|Name, Symbol, Number|| krypton, Kr, 36
|Chemical series||noble gases|
|Group, Period, Block||18, 4, p|
|Appearance|| colorless |
|Atomic mass||83.798(2) g/mol|
|Electron configuration||[Ar] 3d10 4s2 4p6|
|Electrons per shell||2, 8, 18, 8|
|Density|| (0 °C, 101.325 kPa)|
|Melting point|| 115.79 K|
(-157.36 °C, -251.25 °F)
|Boiling point|| 119.93 K|
(-153.22 °C, -243.8 °F)
|Critical point||209.41 K, 5.50 MPa|
|Heat of fusion||1.64 kJ·mol−1|
|Heat of vaporization||9.08 kJ·mol−1|
|Heat capacity||(25 °C) 20.786 J·mol−1·K−1|
|Crystal structure||cubic face centered|
|Electronegativity||3.00 (Pauling scale)|
| Ionization energies|
|1st: 1350.8 kJ·mol−1|
|2nd: 2350.4 kJ·mol−1|
|3rd: 3565 kJ·mol−1|
|Atomic radius (calc.)||88 pm|
|Covalent radius||110 pm|
|Van der Waals radius||202 pm|
|Thermal conductivity||(300 K) 9.43 mW·m−1·K−1|
|Speed of sound||(gas, 23 °C) 220 m/s|
|Speed of sound||(liquid) 1120 m/s|
|CAS registry number||7439-90-9|
Krypton (IPA: /ˈkrɪptən/ or /ˈkrɪptan/) is a chemical element with the symbol Kr and atomic number 36. A colorless, odorless, tasteless noble gas, krypton occurs in trace amounts in the atmosphere, is isolated by fractionating liquefied air, and is often used with other rare gases in fluorescent lamps. Krypton is inert for most practical purposes but it is known to form compounds with fluorine. Krypton can also form clathrates with water when atoms of it are trapped in a lattice of the water molecules.
Notable characteristics Edit
Krypton, a noble gas due to its very low chemical reactivity, is characterized by a brilliant green and orange spectral signature. It is one of the products of uranium fission. Solidified krypton is white and crystalline with a face-centered cubic crystal structure which is a common property of all "rare gases".
In 1960 an international agreement defined the metre in terms of light emitted from a krypton isotope. This agreement replaced the longstanding standard metre located in Paris which was a metal bar made of a platinum-iridium alloy (the bar was originally estimated to be one ten millionth of a quadrant of the earth's polar circumference). But only 23 years later, the Krypton-based standard was replaced itself by the speed of light—the most reliable constant in the universe. In October 1983 the Bureau International des Poids et Mesures (International Bureau of Weights and Measures) defined the metre as the distance that light travels in a vacuum during 1/299,792,458 s.
Like the other noble gases, krypton is widely considered to be chemically inert. Following the first successful synthesis of xenon compounds in 1962, synthesis of krypton difluoride was reported in 1963.  Other fluorides and a salt of a krypton oxoacid have also been found.
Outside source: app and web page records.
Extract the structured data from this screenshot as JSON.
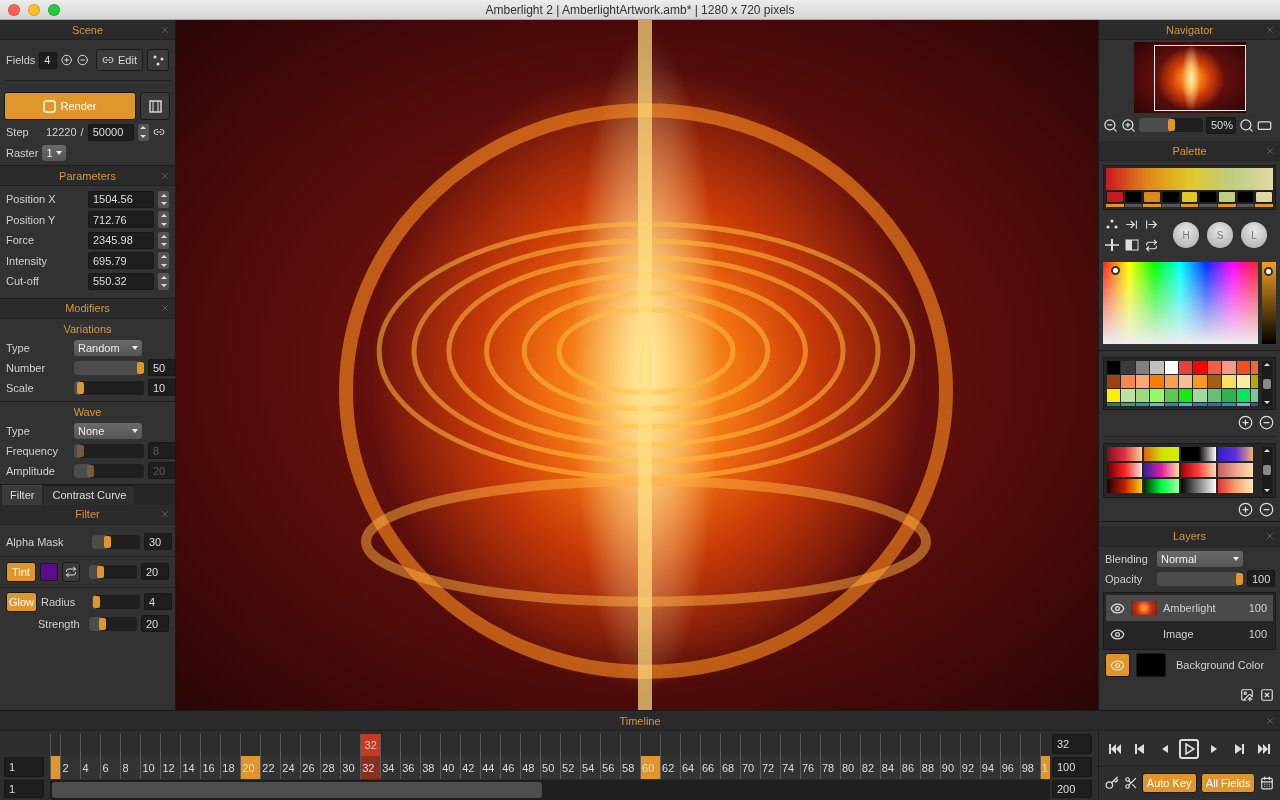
{
  "window": {
    "title": "Amberlight 2 | AmberlightArtwork.amb* | 1280 x 720 pixels"
  },
  "scene": {
    "title": "Scene",
    "fields_label": "Fields",
    "fields_value": "4",
    "edit_label": "Edit",
    "render_label": "Render",
    "step_label": "Step",
    "step_current": "12220",
    "step_separator": "/",
    "step_total": "50000",
    "raster_label": "Raster",
    "raster_value": "1"
  },
  "parameters": {
    "title": "Parameters",
    "rows": [
      {
        "label": "Position X",
        "value": "1504.56"
      },
      {
        "label": "Position Y",
        "value": "712.76"
      },
      {
        "label": "Force",
        "value": "2345.98"
      },
      {
        "label": "Intensity",
        "value": "695.79"
      },
      {
        "label": "Cut-off",
        "value": "550.32"
      }
    ]
  },
  "modifiers": {
    "title": "Modifiers",
    "sections": [
      {
        "title": "Variations",
        "rows": [
          {
            "kind": "dropdown",
            "label": "Type",
            "value": "Random"
          },
          {
            "kind": "slider",
            "label": "Number",
            "level": 1.0,
            "value": "50",
            "disabled": false
          },
          {
            "kind": "slider",
            "label": "Scale",
            "level": 0.05,
            "value": "10",
            "disabled": false
          }
        ]
      },
      {
        "title": "Wave",
        "rows": [
          {
            "kind": "dropdown",
            "label": "Type",
            "value": "None"
          },
          {
            "kind": "slider",
            "label": "Frequency",
            "level": 0.05,
            "value": "8",
            "disabled": true
          },
          {
            "kind": "slider",
            "label": "Amplitude",
            "level": 0.2,
            "value": "20",
            "disabled": true
          }
        ]
      }
    ]
  },
  "filter_tabs": [
    {
      "label": "Filter",
      "selected": true
    },
    {
      "label": "Contrast Curve",
      "selected": false
    }
  ],
  "filter": {
    "title": "Filter",
    "rows": [
      {
        "kind": "slider",
        "label": "Alpha Mask",
        "level": 0.3,
        "value": "30"
      },
      {
        "kind": "tint",
        "toggle": "Tint",
        "on": true,
        "color": "#5a0c8c",
        "level": 0.2,
        "value": "20"
      },
      {
        "kind": "toggle",
        "toggle": "Glow",
        "on": true,
        "label": "Radius",
        "level": 0.03,
        "value": "4"
      },
      {
        "kind": "sub",
        "label": "Strength",
        "level": 0.25,
        "value": "20"
      }
    ]
  },
  "navigator": {
    "title": "Navigator",
    "zoom": {
      "level": 0.5,
      "value": "50%"
    }
  },
  "palette": {
    "title": "Palette",
    "stops": [
      {
        "color": "#c81820",
        "marked": true
      },
      {
        "color": "#000000",
        "marked": false
      },
      {
        "color": "#e08818",
        "marked": true
      },
      {
        "color": "#000000",
        "marked": false
      },
      {
        "color": "#e0c828",
        "marked": true
      },
      {
        "color": "#000000",
        "marked": false
      },
      {
        "color": "#c0cc80",
        "marked": true
      },
      {
        "color": "#000000",
        "marked": false
      },
      {
        "color": "#e0d8a0",
        "marked": true
      }
    ],
    "knobs": [
      "H",
      "S",
      "L"
    ],
    "swatches": [
      {
        "color": "#000000"
      },
      {
        "color": "#3a3a3a"
      },
      {
        "color": "#808080"
      },
      {
        "color": "#c0c0c0"
      },
      {
        "color": "#ffffff"
      },
      {
        "color": "#e84040"
      },
      {
        "color": "#ff0000"
      },
      {
        "color": "#f06048"
      },
      {
        "color": "#f89880"
      },
      {
        "color": "#f05020"
      },
      {
        "color": "#f06830"
      },
      {
        "color": "#a04010"
      },
      {
        "color": "#f08850"
      },
      {
        "color": "#f8a878"
      },
      {
        "color": "#f88000"
      },
      {
        "color": "#f8a050"
      },
      {
        "color": "#f8c090"
      },
      {
        "color": "#f89820"
      },
      {
        "color": "#a06010"
      },
      {
        "color": "#f8e060"
      },
      {
        "color": "#f8f0a0"
      },
      {
        "color": "#b8a800"
      },
      {
        "color": "#f8f000"
      },
      {
        "color": "#c0e0a0"
      },
      {
        "color": "#a0d880"
      },
      {
        "color": "#98f868"
      },
      {
        "color": "#60c850"
      },
      {
        "color": "#10f010"
      },
      {
        "color": "#a0d8a0"
      },
      {
        "color": "#68c078"
      },
      {
        "color": "#30b050"
      },
      {
        "color": "#00e860"
      },
      {
        "color": "#78c898"
      },
      {
        "color": "#208060"
      },
      {
        "color": "#40a070"
      },
      {
        "color": "#20a0a0"
      },
      {
        "color": "#60c0c0"
      },
      {
        "color": "#2090b0"
      },
      {
        "color": "#30c0e0"
      },
      {
        "color": "#2080c0"
      },
      {
        "color": "#3070a0"
      },
      {
        "color": "#2090d0"
      },
      {
        "color": "#70b0e0"
      },
      {
        "color": "#2060a0"
      }
    ],
    "lightness": {
      "level": 0.17
    }
  },
  "layers": {
    "title": "Layers",
    "blending_label": "Blending",
    "blending_value": "Normal",
    "opacity": {
      "label": "Opacity",
      "level": 1.0,
      "value": "100"
    },
    "items": [
      {
        "kind": "render",
        "name": "Amberlight",
        "value": "100",
        "selected": true,
        "visible": true
      },
      {
        "kind": "image",
        "name": "Image",
        "value": "100",
        "selected": false,
        "visible": true
      }
    ],
    "background": {
      "label": "Background Color",
      "on": true,
      "color": "#000000"
    }
  },
  "timeline": {
    "title": "Timeline",
    "current_marker": "32",
    "left_fields": [
      "1",
      "1"
    ],
    "right_fields": [
      "32",
      "100",
      "200"
    ],
    "frames": [
      {
        "keyframe": true,
        "current": false
      },
      {
        "label": "2",
        "keyframe": false,
        "current": false
      },
      {
        "label": "4",
        "keyframe": false,
        "current": false
      },
      {
        "label": "6",
        "keyframe": false,
        "current": false
      },
      {
        "label": "8",
        "keyframe": false,
        "current": false
      },
      {
        "label": "10",
        "keyframe": false,
        "current": false
      },
      {
        "label": "12",
        "keyframe": false,
        "current": false
      },
      {
        "label": "14",
        "keyframe": false,
        "current": false
      },
      {
        "label": "16",
        "keyframe": false,
        "current": false
      },
      {
        "label": "18",
        "keyframe": false,
        "current": false
      },
      {
        "label": "20",
        "keyframe": true,
        "current": false
      },
      {
        "label": "22",
        "keyframe": false,
        "current": false
      },
      {
        "label": "24",
        "keyframe": false,
        "current": false
      },
      {
        "label": "26",
        "keyframe": false,
        "current": false
      },
      {
        "label": "28",
        "keyframe": false,
        "current": false
      },
      {
        "label": "30",
        "keyframe": false,
        "current": false
      },
      {
        "label": "32",
        "keyframe": false,
        "current": true
      },
      {
        "label": "34",
        "keyframe": false,
        "current": false
      },
      {
        "label": "36",
        "keyframe": false,
        "current": false
      },
      {
        "label": "38",
        "keyframe": false,
        "current": false
      },
      {
        "label": "40",
        "keyframe": false,
        "current": false
      },
      {
        "label": "42",
        "keyframe": false,
        "current": false
      },
      {
        "label": "44",
        "keyframe": false,
        "current": false
      },
      {
        "label": "46",
        "keyframe": false,
        "current": false
      },
      {
        "label": "48",
        "keyframe": false,
        "current": false
      },
      {
        "label": "50",
        "keyframe": false,
        "current": false
      },
      {
        "label": "52",
        "keyframe": false,
        "current": false
      },
      {
        "label": "54",
        "keyframe": false,
        "current": false
      },
      {
        "label": "56",
        "keyframe": false,
        "current": false
      },
      {
        "label": "58",
        "keyframe": false,
        "current": false
      },
      {
        "label": "60",
        "keyframe": true,
        "current": false
      },
      {
        "label": "62",
        "keyframe": false,
        "current": false
      },
      {
        "label": "64",
        "keyframe": false,
        "current": false
      },
      {
        "label": "66",
        "keyframe": false,
        "current": false
      },
      {
        "label": "68",
        "keyframe": false,
        "current": false
      },
      {
        "label": "70",
        "keyframe": false,
        "current": false
      },
      {
        "label": "72",
        "keyframe": false,
        "current": false
      },
      {
        "label": "74",
        "keyframe": false,
        "current": false
      },
      {
        "label": "76",
        "keyframe": false,
        "current": false
      },
      {
        "label": "78",
        "keyframe": false,
        "current": false
      },
      {
        "label": "80",
        "keyframe": false,
        "current": false
      },
      {
        "label": "82",
        "keyframe": false,
        "current": false
      },
      {
        "label": "84",
        "keyframe": false,
        "current": false
      },
      {
        "label": "86",
        "keyframe": false,
        "current": false
      },
      {
        "label": "88",
        "keyframe": false,
        "current": false
      },
      {
        "label": "90",
        "keyframe": false,
        "current": false
      },
      {
        "label": "92",
        "keyframe": false,
        "current": false
      },
      {
        "label": "94",
        "keyframe": false,
        "current": false
      },
      {
        "label": "96",
        "keyframe": false,
        "current": false
      },
      {
        "label": "98",
        "keyframe": false,
        "current": false
      },
      {
        "label": "1",
        "keyframe": true,
        "current": false
      }
    ],
    "transport": [
      {
        "kind": "first",
        "selected": false
      },
      {
        "kind": "prev",
        "selected": false
      },
      {
        "kind": "back",
        "selected": false
      },
      {
        "kind": "play",
        "selected": true
      },
      {
        "kind": "forward",
        "selected": false
      },
      {
        "kind": "next",
        "selected": false
      },
      {
        "kind": "last",
        "selected": false
      }
    ],
    "auto_key": {
      "label": "Auto Key",
      "on": true
    },
    "all_fields": {
      "label": "All Fields",
      "on": true
    }
  }
}
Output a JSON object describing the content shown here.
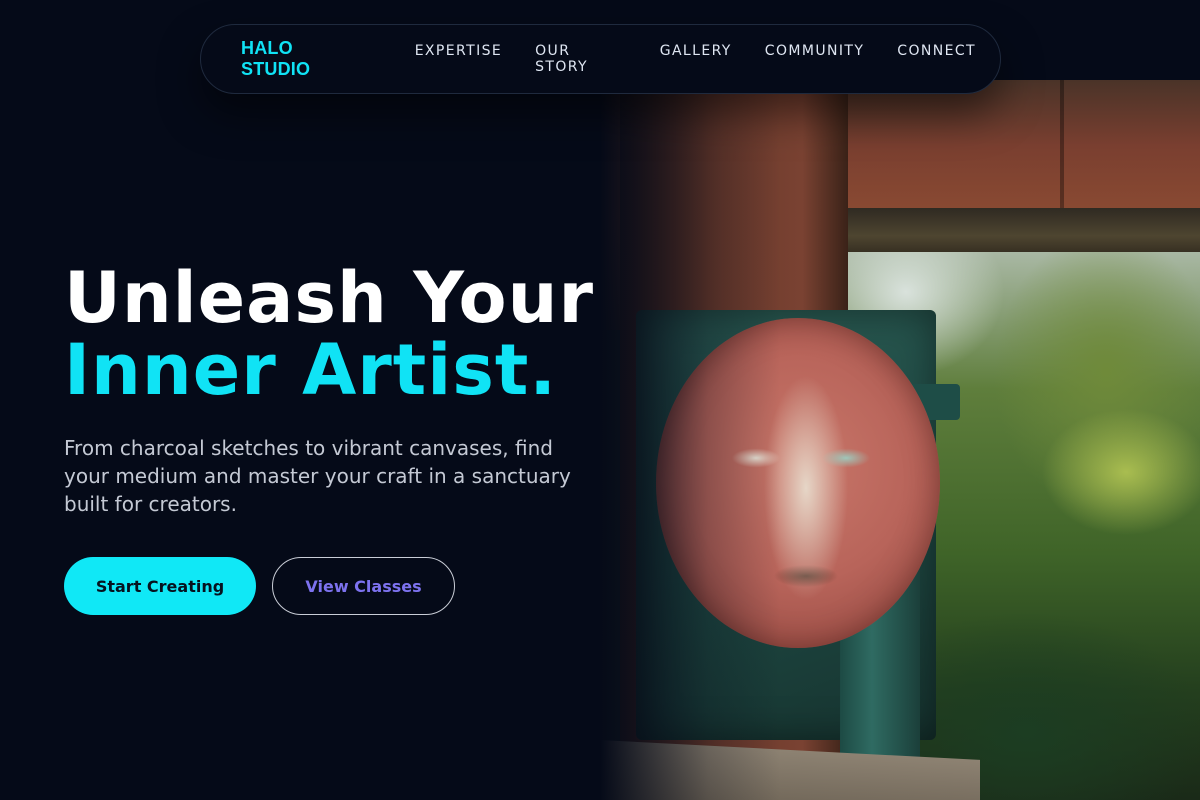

ArKr+ and KrH+ molecule-ions have been investigated and there is evidence for KrXe or KrXe+.
There are 32 known isotopes of krypton. Naturally occurring krypton is made of five stable and one slightly radioactive isotope. Krypton's spectral signature is easily produced with some very sharp lines. 81Kr is the product of atmospheric reactions with the other naturally occurring isotopes of krypton. It is radioactive with a half-life of 250,000 years. Like xenon, krypton is highly volatile when it is near surface waters and 81Kr has therefore been used for dating old (50,000 - 800,000 year) groundwater. 85Kr is an inert radioactive noble gas with a half-life of 10.76 years, that is produced by fission of uranium and plutonium. Sources have included nuclear bomb testing, nuclear reactors, and the release of 85Kr during the reprocessing of fuel rods from nuclear reactors. A strong gradient exists between the northern and southern hemispheres where concentrations at the North Pole are approximately 30% higher than the South Pole due to the fact that most 85Kr is produced in the northern hemisphere, and north-south atmospheric mixing is relatively slow.
Krypton fluoride laser Edit
- For more details on this topic, see Krypton fluoride laser.
The compound will decompose once the energy supply stops. During the decomposition process, the excess energy stored in the excited state complex will be emitted in the form of strong ultraviolet laser radiation.
- Los Alamos National Laboratory - Krypton
- USGS Periodic Table - Krypton
- "Chemical Elements: From Carbon to Krypton" By: David Newton & Lawrence W. Baker
- "Krypton 85: a Review of the Literature and an Analysis of Radiation Hazards" By: William P. Kirk
|This page uses content from Wikipedia. The original article was at Krypton. The list of authors can be seen in the page history. As with Chemistry, the text of Wikipedia is available under the GNU Free Documentation License.|